= Data extracts =
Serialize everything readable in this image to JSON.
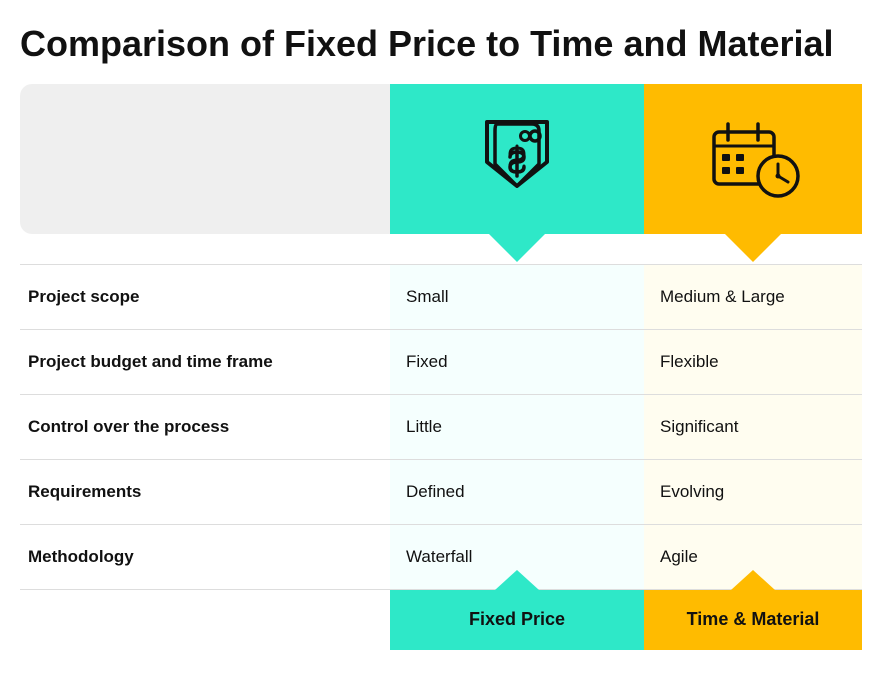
{
  "page": {
    "title": "Comparison of Fixed Price to Time and Material"
  },
  "columns": {
    "fp_label": "Fixed Price",
    "tm_label": "Time & Material"
  },
  "rows": [
    {
      "attribute": "Project scope",
      "fp_value": "Small",
      "tm_value": "Medium & Large"
    },
    {
      "attribute": "Project budget and time frame",
      "fp_value": "Fixed",
      "tm_value": "Flexible"
    },
    {
      "attribute": "Control over the process",
      "fp_value": "Little",
      "tm_value": "Significant"
    },
    {
      "attribute": "Requirements",
      "fp_value": "Defined",
      "tm_value": "Evolving"
    },
    {
      "attribute": "Methodology",
      "fp_value": "Waterfall",
      "tm_value": "Agile"
    }
  ],
  "colors": {
    "fp_accent": "#2ee8c8",
    "tm_accent": "#ffbb00",
    "bg_label": "#efefef",
    "text_dark": "#111111"
  }
}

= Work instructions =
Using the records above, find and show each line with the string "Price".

= Exercise result =
    "title": "Comparison of Fixed Price to Time and Material"
    "fp_label": "Fixed Price",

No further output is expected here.